• **Task data**
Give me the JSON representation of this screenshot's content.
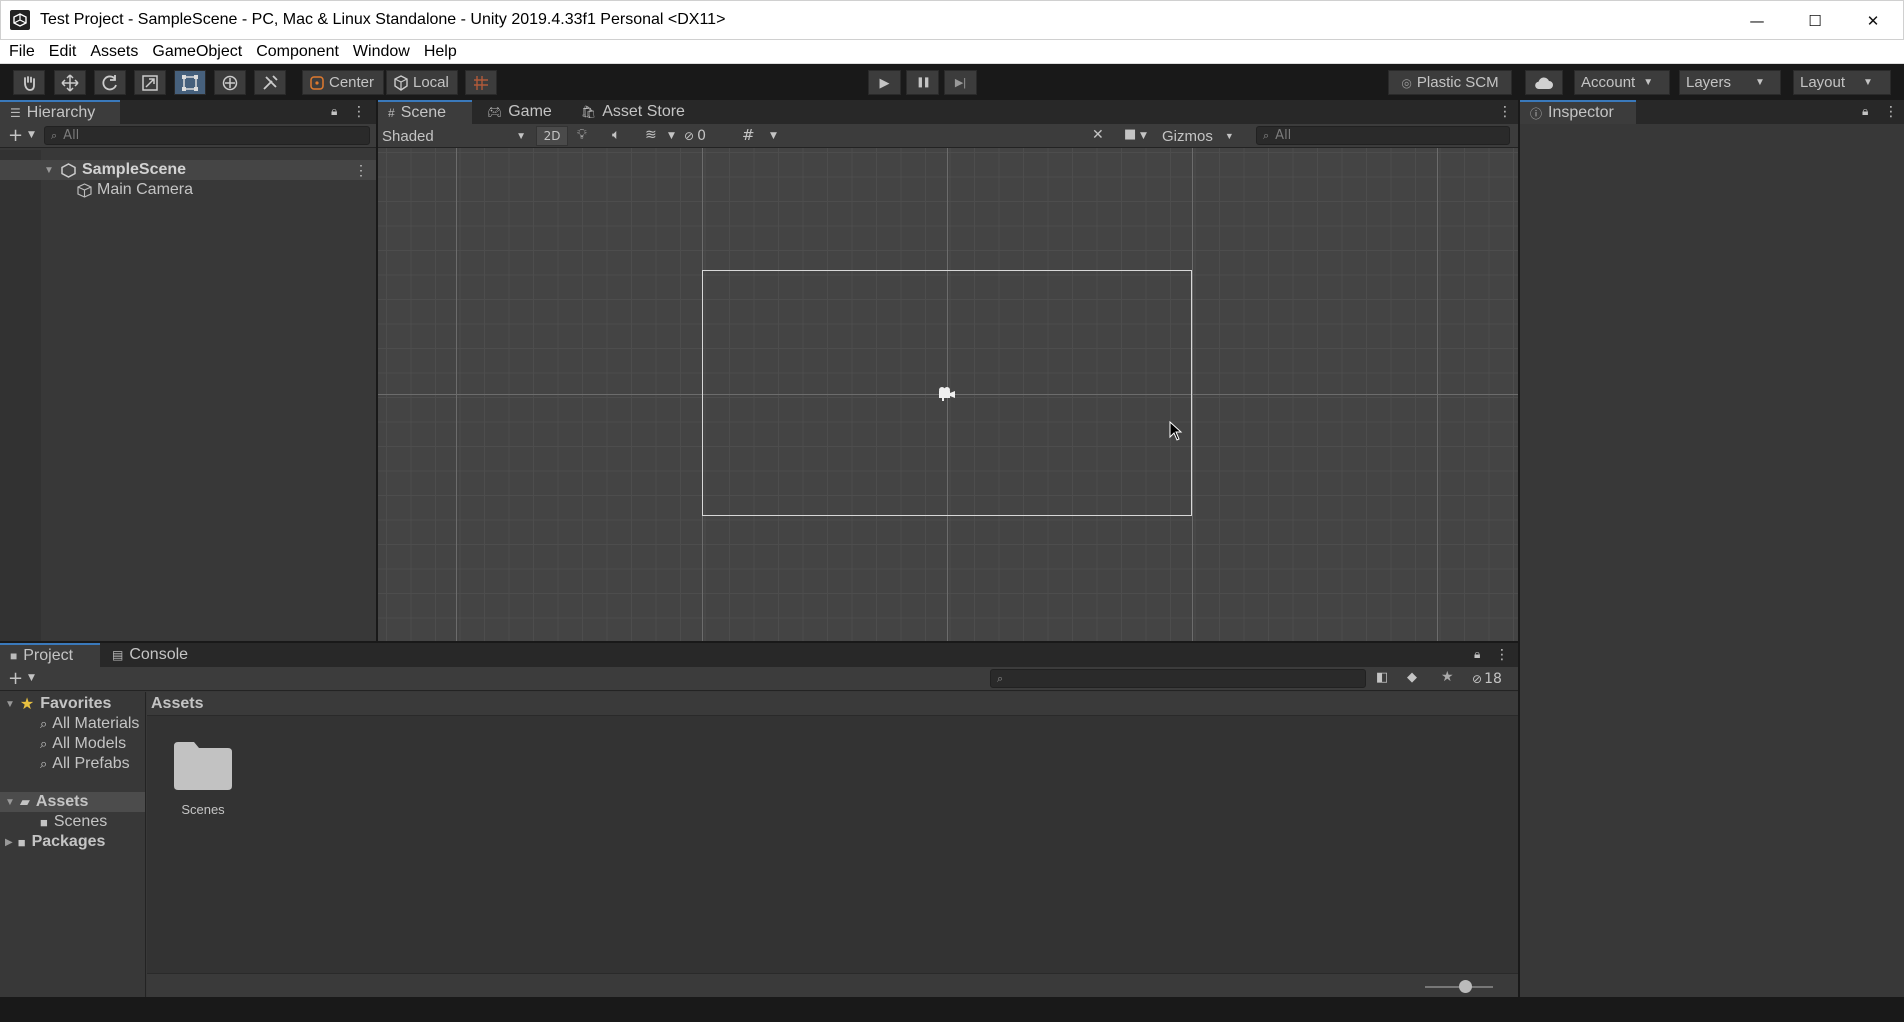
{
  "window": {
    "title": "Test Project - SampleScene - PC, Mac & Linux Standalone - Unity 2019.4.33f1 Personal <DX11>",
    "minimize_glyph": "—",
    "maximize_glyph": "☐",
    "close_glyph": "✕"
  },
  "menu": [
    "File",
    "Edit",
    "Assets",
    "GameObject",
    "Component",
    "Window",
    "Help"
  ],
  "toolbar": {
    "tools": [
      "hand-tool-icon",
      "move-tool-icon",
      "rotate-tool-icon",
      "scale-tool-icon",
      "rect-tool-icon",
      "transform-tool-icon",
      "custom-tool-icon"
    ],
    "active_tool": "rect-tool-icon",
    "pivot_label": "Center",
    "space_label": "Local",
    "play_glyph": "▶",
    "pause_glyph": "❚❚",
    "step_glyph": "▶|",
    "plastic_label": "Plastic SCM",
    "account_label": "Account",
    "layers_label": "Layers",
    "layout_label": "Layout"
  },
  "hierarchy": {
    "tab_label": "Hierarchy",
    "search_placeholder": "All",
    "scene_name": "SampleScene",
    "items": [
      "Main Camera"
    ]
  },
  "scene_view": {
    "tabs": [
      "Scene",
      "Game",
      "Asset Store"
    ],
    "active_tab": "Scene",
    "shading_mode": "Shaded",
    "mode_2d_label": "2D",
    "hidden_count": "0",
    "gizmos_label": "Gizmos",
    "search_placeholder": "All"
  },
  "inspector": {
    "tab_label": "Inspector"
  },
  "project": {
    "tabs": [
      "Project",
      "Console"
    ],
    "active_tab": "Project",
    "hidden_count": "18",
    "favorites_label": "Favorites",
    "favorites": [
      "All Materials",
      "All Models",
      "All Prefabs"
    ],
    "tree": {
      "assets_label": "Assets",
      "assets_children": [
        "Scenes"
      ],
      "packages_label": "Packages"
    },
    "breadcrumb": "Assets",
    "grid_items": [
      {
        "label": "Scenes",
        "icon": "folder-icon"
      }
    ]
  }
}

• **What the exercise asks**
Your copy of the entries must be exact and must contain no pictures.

• **Task solution**
Give me the JSON representation of this screenshot's content.
{
  "window": {
    "title": "Test Project - SampleScene - PC, Mac & Linux Standalone - Unity 2019.4.33f1 Personal <DX11>",
    "minimize_glyph": "—",
    "maximize_glyph": "☐",
    "close_glyph": "✕"
  },
  "menu": [
    "File",
    "Edit",
    "Assets",
    "GameObject",
    "Component",
    "Window",
    "Help"
  ],
  "toolbar": {
    "tools": [
      "hand-tool-icon",
      "move-tool-icon",
      "rotate-tool-icon",
      "scale-tool-icon",
      "rect-tool-icon",
      "transform-tool-icon",
      "custom-tool-icon"
    ],
    "active_tool": "rect-tool-icon",
    "pivot_label": "Center",
    "space_label": "Local",
    "play_glyph": "▶",
    "pause_glyph": "❚❚",
    "step_glyph": "▶|",
    "plastic_label": "Plastic SCM",
    "account_label": "Account",
    "layers_label": "Layers",
    "layout_label": "Layout"
  },
  "hierarchy": {
    "tab_label": "Hierarchy",
    "search_placeholder": "All",
    "scene_name": "SampleScene",
    "items": [
      "Main Camera"
    ]
  },
  "scene_view": {
    "tabs": [
      "Scene",
      "Game",
      "Asset Store"
    ],
    "active_tab": "Scene",
    "shading_mode": "Shaded",
    "mode_2d_label": "2D",
    "hidden_count": "0",
    "gizmos_label": "Gizmos",
    "search_placeholder": "All"
  },
  "inspector": {
    "tab_label": "Inspector"
  },
  "project": {
    "tabs": [
      "Project",
      "Console"
    ],
    "active_tab": "Project",
    "hidden_count": "18",
    "favorites_label": "Favorites",
    "favorites": [
      "All Materials",
      "All Models",
      "All Prefabs"
    ],
    "tree": {
      "assets_label": "Assets",
      "assets_children": [
        "Scenes"
      ],
      "packages_label": "Packages"
    },
    "breadcrumb": "Assets",
    "grid_items": [
      {
        "label": "Scenes",
        "icon": "folder-icon"
      }
    ]
  }
}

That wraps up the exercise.